# BRIEF:
Would you show every line from the records that holds "text"?

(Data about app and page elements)
Segment Open

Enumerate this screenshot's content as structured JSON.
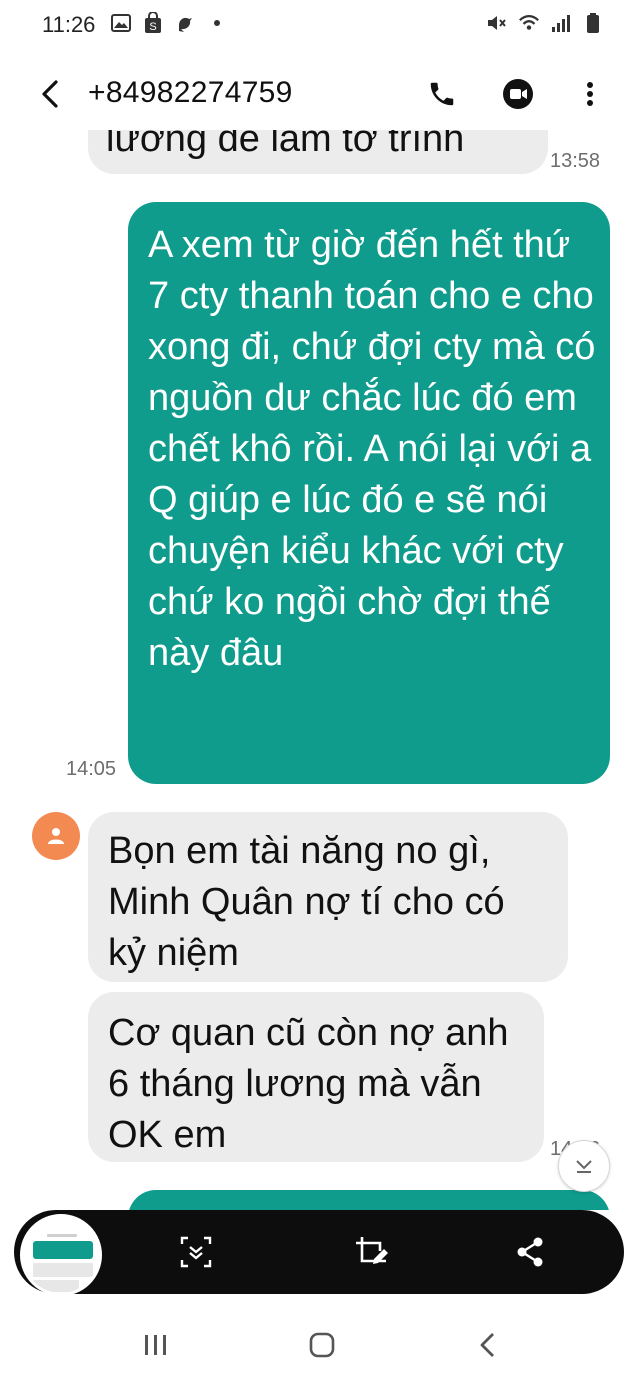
{
  "status_bar": {
    "time": "11:26",
    "left_icons": [
      "gallery-icon",
      "shopping-bag-icon",
      "bird-icon",
      "dot-icon"
    ],
    "right_icons": [
      "mute-icon",
      "wifi-icon",
      "signal-icon",
      "battery-icon"
    ]
  },
  "header": {
    "contact": "+84982274759",
    "icons": [
      "back-arrow-icon",
      "phone-icon",
      "video-call-icon",
      "more-vert-icon"
    ]
  },
  "messages": [
    {
      "id": "m1",
      "direction": "incoming",
      "text": "lương để làm tờ trình",
      "time": "13:58"
    },
    {
      "id": "m2",
      "direction": "outgoing",
      "text": "A xem từ giờ đến hết thứ 7 cty thanh toán cho e cho xong đi, chứ đợi cty mà có nguồn dư chắc lúc đó em chết khô rồi. A nói lại với a Q giúp e lúc đó e sẽ nói chuyện kiểu khác với cty chứ ko ngồi chờ đợi thế này đâu",
      "time": "14:05"
    },
    {
      "id": "m3",
      "direction": "incoming",
      "text": "Bọn em tài năng no gì, Minh Quân nợ tí cho có kỷ niệm"
    },
    {
      "id": "m4",
      "direction": "incoming",
      "text": "Cơ quan cũ còn nợ anh 6 tháng lương mà vẫn OK em",
      "time": "14:06"
    }
  ],
  "colors": {
    "outgoing_bubble": "#0f9c8c",
    "incoming_bubble": "#ececec",
    "avatar": "#f28a52",
    "share_bar": "#0d0d0d"
  },
  "screenshot_toolbar": {
    "icons": [
      "screenshot-thumbnail",
      "scroll-capture-icon",
      "crop-edit-icon",
      "share-icon"
    ]
  },
  "nav_bar": {
    "icons": [
      "recent-apps-icon",
      "home-icon",
      "back-nav-icon"
    ]
  }
}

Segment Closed

# REPLY TO THE EXERCISE:
      "text": "lương để làm tờ trình",
      "text": "A xem từ giờ đến hết thứ 7 cty thanh toán cho e cho xong đi, chứ đợi cty mà có nguồn dư chắc lúc đó em chết khô rồi. A nói lại với a Q giúp e lúc đó e sẽ nói chuyện kiểu khác với cty chứ ko ngồi chờ đợi thế này đâu",
      "text": "Bọn em tài năng no gì, Minh Quân nợ tí cho có kỷ niệm"
      "text": "Cơ quan cũ còn nợ anh 6 tháng lương mà vẫn OK em",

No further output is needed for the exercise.